Judge Katherine Forrest said right off the bat when the case began that “highly technical” issues must be made clear to the jury.
"If I believe things are not understandable to the average juror, we will talk about what might be a reasonable way to proceed at that time," she said.
After the first day of proceedings, Forrest told the prosecution to be more clear with explanations of concepts central to the case, noting she was unhappy with its “mumbo-jumbo” explanation of the anonymizing service Tor. She also requested all readings of chat transcripts include emoticons.
The majority of the second day of testimony from Homeland Security Special Investigation Agent Jared DerYeghiayan continued setting the groundwork for the case, explaining in-depth many concepts central to Silk Road. US Attorney Serrin Turner’s questioning was so thorough it bordered on tedious for the more tech-savvy observer, asking DerYeghiayan to explain ‘wiki,’ ‘internet chat,’ and ‘add buddy.’
There’s a distinct knowledge gap between what an average juror or judge can be expected to already know and the intricacies of modern cybercrime. This is true of any legal case, of course. In any courtroom there are terms, specifics, and details that the lawyers have to walk the jury through in order to make their case. But when it comes to the web, that knowledge gap becomes even wider.
“As a lawyer and as a judge, you have to become an expert in whatever each case happens to be about,” explained Nate Cardozo, the staff attorney for the Electronic Frontier Foundation, a non-profit that provides legal assistance and expertise in digital rights court cases.
“That said, it is definitely harder, especially for judges in an older generation who didn’t grow up with computers, who didn’t grow up with the internet, to understand things like Tor. Even a millennial who has taken computer science courses won’t necessarily understand Tor on first explanation.”
It’s not unexpected, then, that the prosecution in this case would be so careful to make sure the jury understood the terms being used. Many of the jurors might not have even heard of Silk Road until the trial began. So how do lawyers bridge that gap without having to give a master class on the deepest reaches of the web?
“The lawyers have to explain the technology so the jury can get it and it’s up to the adversaries to make clear what is important for them to know,” Orin Kerr, a law professor at George Washington University, told me. “They don’t need to know everything.”
If a technical detail isn’t pertinent to the argument, there’s no need to labor it with the jury, he said. In that way, even the most complicated cybercrimes aren’t any different from a more mundane case.

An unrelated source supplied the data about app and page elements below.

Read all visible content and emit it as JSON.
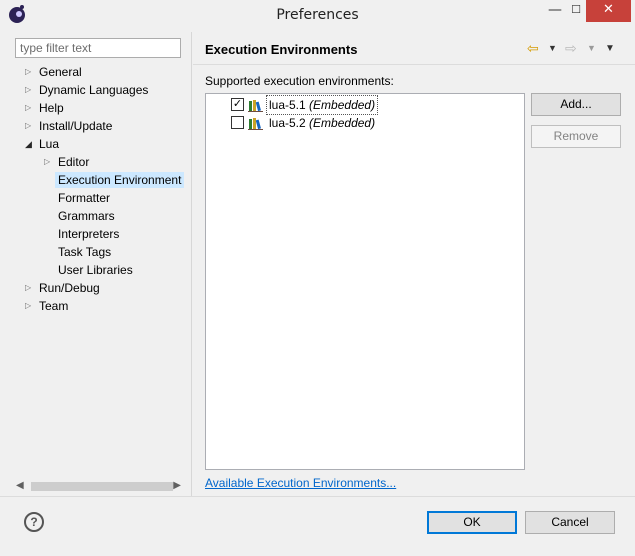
{
  "window": {
    "title": "Preferences",
    "min_glyph": "—",
    "max_glyph": "☐",
    "close_glyph": "✕"
  },
  "filter": {
    "placeholder": "type filter text",
    "value": ""
  },
  "tree": {
    "items": [
      {
        "label": "General",
        "level": 0,
        "state": "collapsed"
      },
      {
        "label": "Dynamic Languages",
        "level": 0,
        "state": "collapsed"
      },
      {
        "label": "Help",
        "level": 0,
        "state": "collapsed"
      },
      {
        "label": "Install/Update",
        "level": 0,
        "state": "collapsed"
      },
      {
        "label": "Lua",
        "level": 0,
        "state": "expanded"
      },
      {
        "label": "Editor",
        "level": 1,
        "state": "collapsed"
      },
      {
        "label": "Execution Environment",
        "level": 1,
        "state": "leaf",
        "selected": true
      },
      {
        "label": "Formatter",
        "level": 1,
        "state": "leaf"
      },
      {
        "label": "Grammars",
        "level": 1,
        "state": "leaf"
      },
      {
        "label": "Interpreters",
        "level": 1,
        "state": "leaf"
      },
      {
        "label": "Task Tags",
        "level": 1,
        "state": "leaf"
      },
      {
        "label": "User Libraries",
        "level": 1,
        "state": "leaf"
      },
      {
        "label": "Run/Debug",
        "level": 0,
        "state": "collapsed"
      },
      {
        "label": "Team",
        "level": 0,
        "state": "collapsed"
      }
    ],
    "arrow_collapsed": "▷",
    "arrow_expanded": "◢"
  },
  "page": {
    "title": "Execution Environments",
    "section_label": "Supported execution environments:",
    "link_text": "Available Execution Environments..."
  },
  "nav": {
    "back_icon": "arrow-left-icon",
    "forward_icon": "arrow-right-icon",
    "back_glyph": "⇦",
    "forward_glyph": "⇨",
    "dropdown_glyph": "▼"
  },
  "environments": [
    {
      "name": "lua-5.1",
      "tag": "(Embedded)",
      "checked": true
    },
    {
      "name": "lua-5.2",
      "tag": "(Embedded)",
      "checked": false
    }
  ],
  "buttons": {
    "add": "Add...",
    "remove": "Remove",
    "ok": "OK",
    "cancel": "Cancel",
    "help_glyph": "?"
  },
  "colors": {
    "selection": "#cce8ff",
    "link": "#0066cc",
    "close_button": "#c7413a"
  }
}
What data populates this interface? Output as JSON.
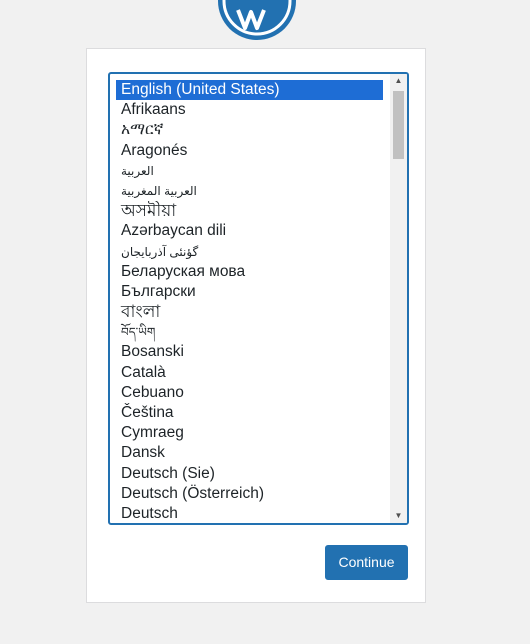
{
  "logo": {
    "icon": "wordpress-logo-icon",
    "color": "#2271b1"
  },
  "language_select": {
    "selected_index": 0,
    "options": [
      "English (United States)",
      "Afrikaans",
      "አማርኛ",
      "Aragonés",
      "العربية",
      "العربية المغربية",
      "অসমীয়া",
      "Azərbaycan dili",
      "گؤنئی آذربایجان",
      "Беларуская мова",
      "Български",
      "বাংলা",
      "བོད་ཡིག",
      "Bosanski",
      "Català",
      "Cebuano",
      "Čeština",
      "Cymraeg",
      "Dansk",
      "Deutsch (Sie)",
      "Deutsch (Österreich)",
      "Deutsch"
    ]
  },
  "continue_button": {
    "label": "Continue"
  },
  "colors": {
    "accent": "#2271b1",
    "selected_option": "#1e6dd5",
    "background": "#f1f1f1"
  }
}
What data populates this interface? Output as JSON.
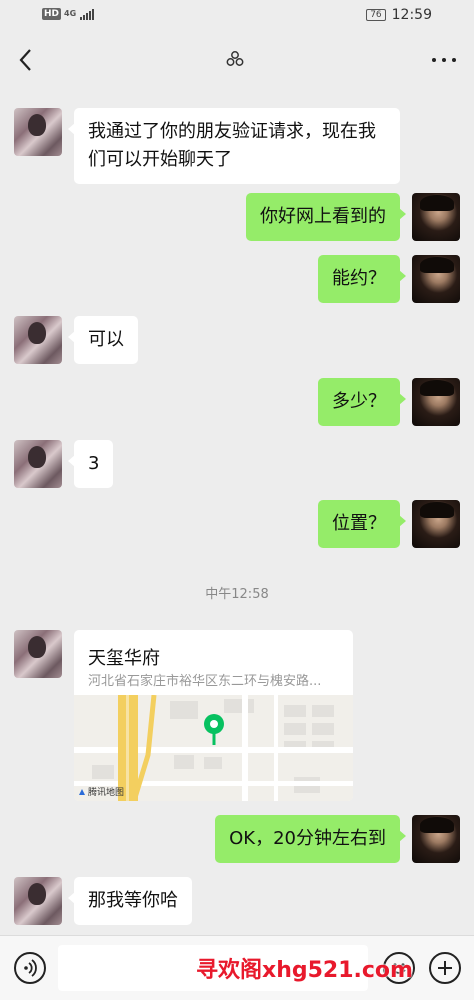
{
  "status_bar": {
    "hd_badge": "HD",
    "network": "4G",
    "battery": "76",
    "time": "12:59"
  },
  "nav": {
    "back_icon": "chevron-left-icon",
    "title_icon": "group-icon",
    "more_icon": "more-dots-icon"
  },
  "messages": [
    {
      "side": "left",
      "text": "我通过了你的朋友验证请求，现在我们可以开始聊天了"
    },
    {
      "side": "right",
      "text": "你好网上看到的"
    },
    {
      "side": "right",
      "text": "能约？"
    },
    {
      "side": "left",
      "text": "可以"
    },
    {
      "side": "right",
      "text": "多少？"
    },
    {
      "side": "left",
      "text": "3"
    },
    {
      "side": "right",
      "text": "位置？"
    },
    {
      "side": "left",
      "type": "location"
    },
    {
      "side": "right",
      "text": "OK，20分钟左右到"
    },
    {
      "side": "left",
      "text": "那我等你哈"
    }
  ],
  "timestamp": "中午12:58",
  "location": {
    "name": "天玺华府",
    "address": "河北省石家庄市裕华区东二环与槐安路...",
    "map_provider": "腾讯地图",
    "pin_color": "#07c160"
  },
  "input_bar": {
    "voice_icon": "voice-icon",
    "emoji_icon": "emoji-icon",
    "plus_icon": "plus-icon",
    "input_value": ""
  },
  "watermark": "寻欢阁xhg521.com",
  "colors": {
    "background": "#ededed",
    "bubble_self": "#95ec69",
    "bubble_other": "#ffffff",
    "watermark": "#e8192c"
  }
}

“I really don’t think it’s that different,” he said. “All of the jurors will have used the internet and you just explain by analogy. They all use email and surf the web and you build from that to more technical points. It’s not easy but in working with a jury it’s a common dynamic.”
But this knowledge gap can open the door to dicey legal arguments. Last year, Kerr helped successfully appeal a case against Andrew "weev" Auernheimer, an internet troll sent to jail after he was accused of violating the Computer Fraud and Abuse Act. Auernheimer had gained access to private email addresses after taking advantage of a security loophole he found on AT&T’s website. During the appeal process, the prosecution’s argument pivoted largely on not explaining the technological aspects of his actions.
“He had to download the entire iOS system on his computer, he had to decrypt it, he had to do all of these things I don't even understand," Assistant US Attorney Glenn Moramarco argued.
The Third District ultimately granted weev’s appeal on the basis of an improper venue, but didn’t weigh in on the legality of his actions.
To cast aspersions on the dark web as something terrible shows that the prosecutor may be trying to exploit that lack of understanding
Cardozo pointed out this knowledge gap can also be exploited by lawyers to bolster their arguments.
“We saw the prosecutor's opening statement in Ulbricht’s case talk a lot about the ‘dark web’ and using terminology like that. Tor is a US Navy project. This isn’t something that’s come out of the underbelly of society. Tor is something that people around the world use every day for very innocent purposes,” Cardozo told me. “The Silk Road may not have been one of those innocent purposes, but to cast aspersions on the dark web as something terrible shows that the prosecutor may be trying to exploit that lack of understanding.”
And this lack of understanding wreaks havoc at the Supreme Court as well. Last year, SCOTUS ruled that Aereo, a digital video start-up, was in violation of the copyrights of the country’s biggest broadcasters. But before the justices could deliberate, they had to spend a great deal of time trying to understand what in Sam Hill Aereo even was. And SCOTUS is currently deliberating on whether or not death threats made on Facebook are illegal, despite the fact most of the judges don’t actually use the site themselves.
The good news is that SCOTUS takes a long time and asks a lot of seemingly-silly questions to make sure it understands an issue before throwing down a verdict. And in lower courts, we have expert witnesses who are called upon to give their objective opinion and enlighten the courtroom on a given topic, meaning we don’t need to rely on lawyers to provide all the information in a case.
Still, as hacking and cybercrimes become more prolific and lawmakers aim to create far-reaching, blanket cybersecurity laws, these situation will become more and more common. As we move into the next frontier of tracking and criminalizing our online activity, the tension between the courtroom and technoliteracy will only increase.